Decided: June 8, 2015
The Fourth Circuit held that the Plaintiffs had both statutory and Article III of the U.S. Constitution standing, and that the Plaintiffs claim was not time-barred. Consequently, the Court reversed and remanded the District Court’s dismissal of the Plaintiff’s case.
Plaintiff’s William Pender and David McCorkle, collectively with those similarly situated, elected to transfer their 401(k) account balances to a bank Pension Plan. The Internal Revenue Service (IRS) opened an audit of the Bank’s plans. In 2005, the IRS issued a technical advice memorandum, in which it concluded that the transfers of 401(k) Plan participants’ assets to the Pension Plan violated the Internal Revenue Code. In May 2008, the Bank and the IRS entered into a closing agreement. The Plaintiffs’ alleged a violation of ERISA § 204(g)(1), 29 U.S.C. § 1054(g)(1), which states that an ERISA-plan participant’s “accrued benefit” “may not be decreased by an amendment of the plan, unless specifically provided for in ERISA or regulations promulgated pursuant to ERISA. The Plaintiffs sought the profit the Bank made using their assets. The District Court dismissed the case on the basis that the Plaintiffs lacked standing.

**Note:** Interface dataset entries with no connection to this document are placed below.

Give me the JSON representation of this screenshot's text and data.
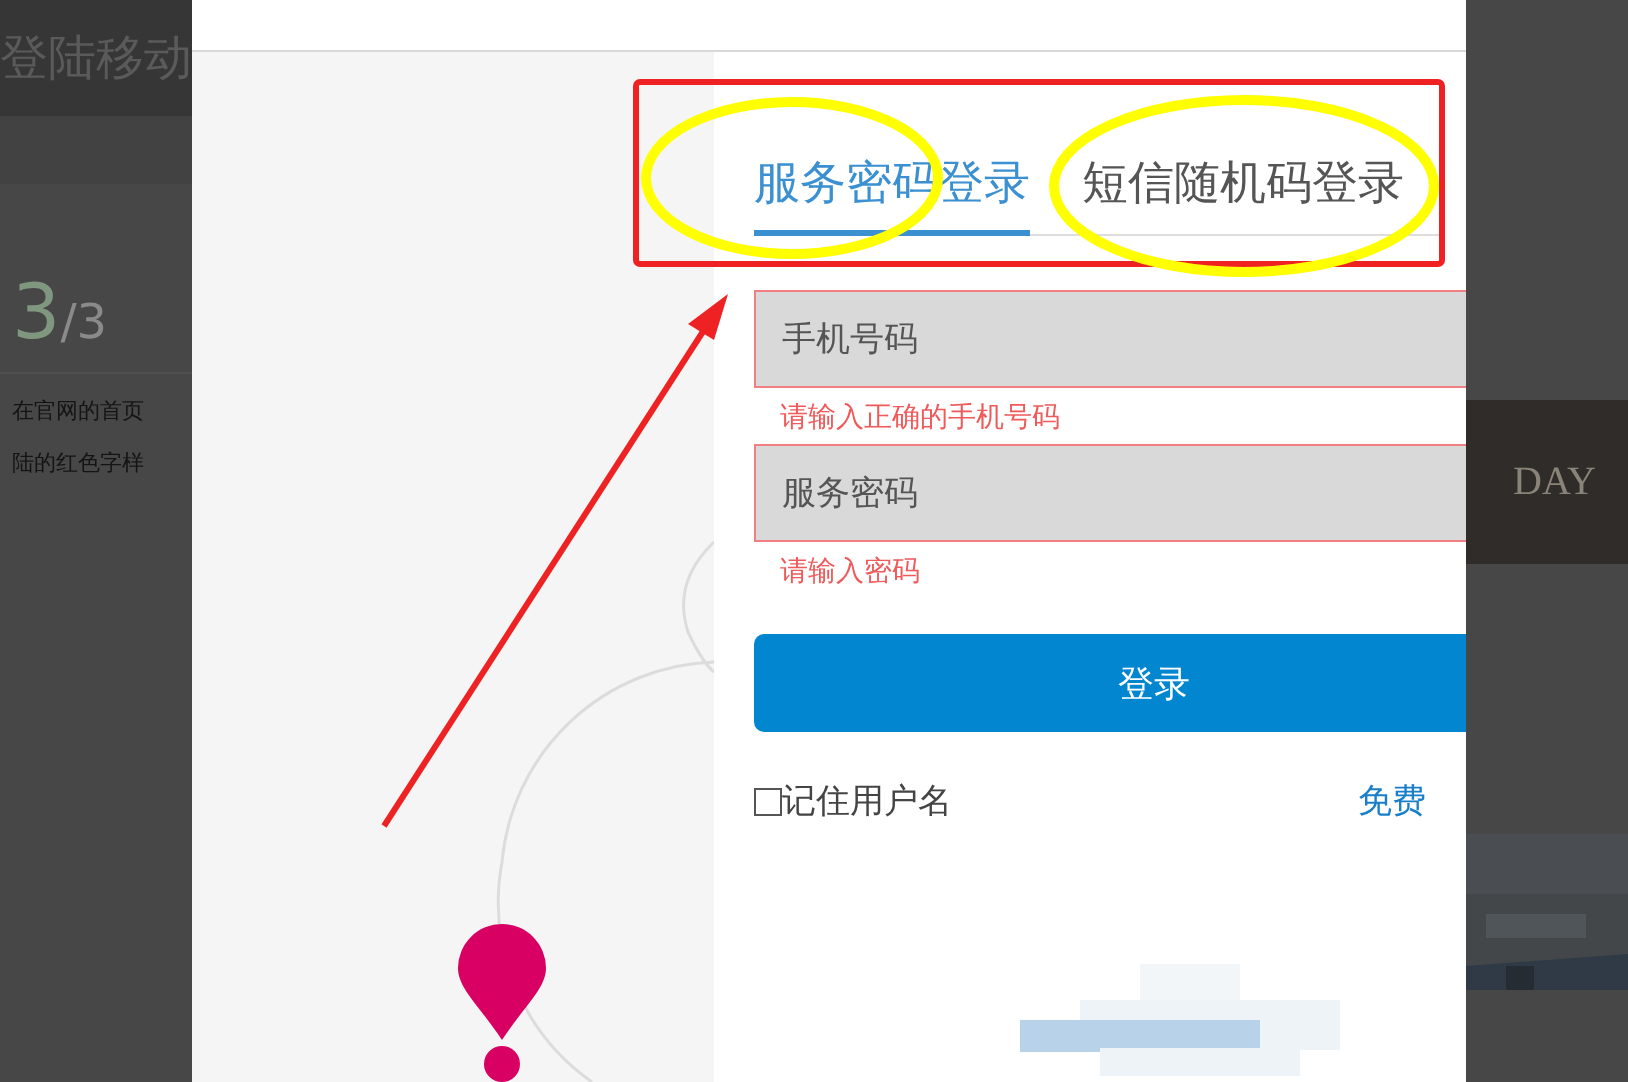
{
  "page": {
    "title": "登陆移动",
    "step": {
      "current": "3",
      "total": "/3"
    },
    "description": [
      "在官网的首页",
      "陆的红色字样"
    ],
    "banner": "DAY"
  },
  "login": {
    "tabs": [
      {
        "label": "服务密码登录",
        "selected": true
      },
      {
        "label": "短信随机码登录",
        "selected": false
      }
    ],
    "fields": [
      {
        "placeholder": "手机号码",
        "error": "请输入正确的手机号码",
        "invalid": true
      },
      {
        "placeholder": "服务密码",
        "error": "请输入密码",
        "invalid": true
      }
    ],
    "submit": "登录",
    "remember": {
      "label": "记住用户名",
      "checked": false
    },
    "register_link": "免费"
  }
}
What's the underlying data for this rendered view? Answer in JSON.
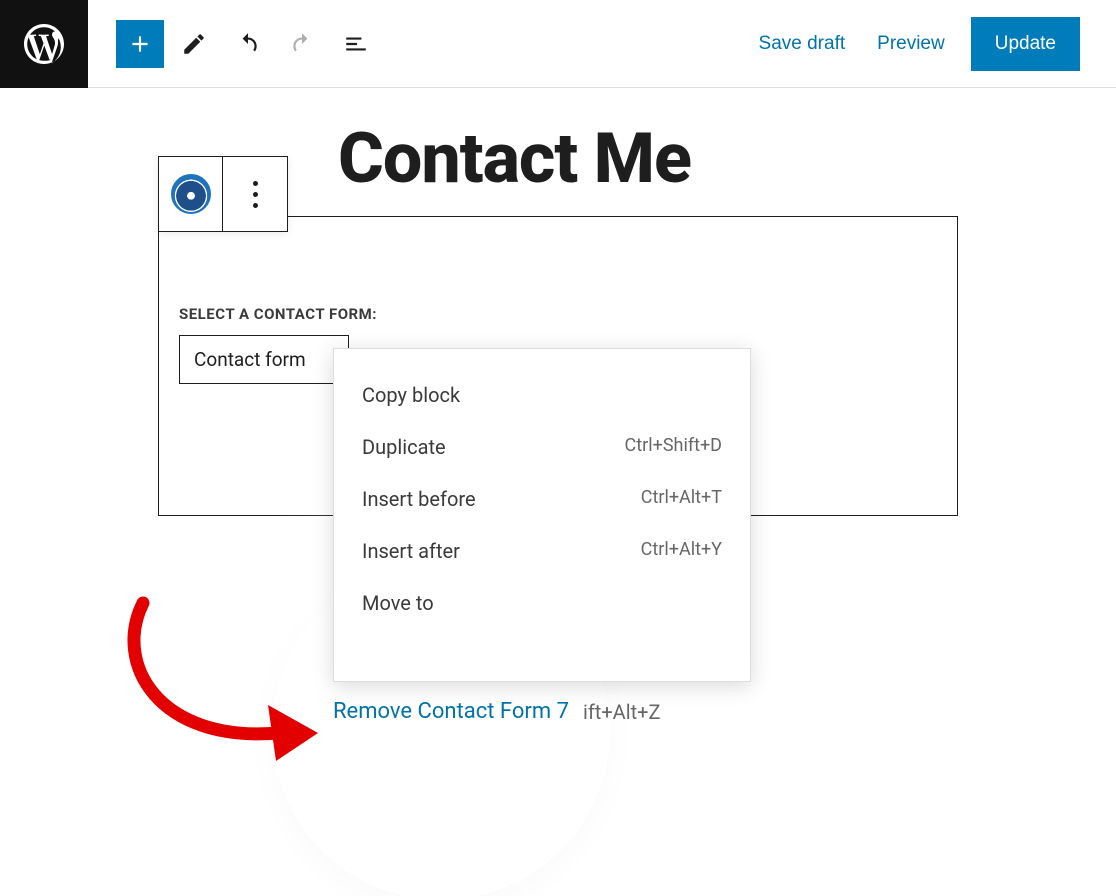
{
  "toolbar": {
    "save_draft": "Save draft",
    "preview": "Preview",
    "update": "Update"
  },
  "page": {
    "title": "Contact Me"
  },
  "block": {
    "select_label": "SELECT A CONTACT FORM:",
    "select_value": "Contact form"
  },
  "menu": {
    "items": [
      {
        "label": "Copy block",
        "shortcut": ""
      },
      {
        "label": "Duplicate",
        "shortcut": "Ctrl+Shift+D"
      },
      {
        "label": "Insert before",
        "shortcut": "Ctrl+Alt+T"
      },
      {
        "label": "Insert after",
        "shortcut": "Ctrl+Alt+Y"
      },
      {
        "label": "Move to",
        "shortcut": ""
      }
    ],
    "remove_label": "Remove Contact Form 7",
    "remove_shortcut": "ift+Alt+Z"
  }
}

On appeal, the Fourth Circuit found that the Plaintiffs had statutory standing under section 502(a)(3) to bring their claim. Plaintiffs incurred an injury in fact because they “suffered an individual loss.” The Court found that the Plaintiffs also have standing under Article III, because they satisfy the causation and redressability requirements. Additionally, the Court held that the Plaintiffs’ claims were not time-barred by the ten-year limitations period because the first of the transfers took place in 1998 and the Plaintiffs filled suit in 2004, leaving a full four years before the ten year statute of limitations would have run. Accordingly, the Court reversed and remanded the District Court’s order.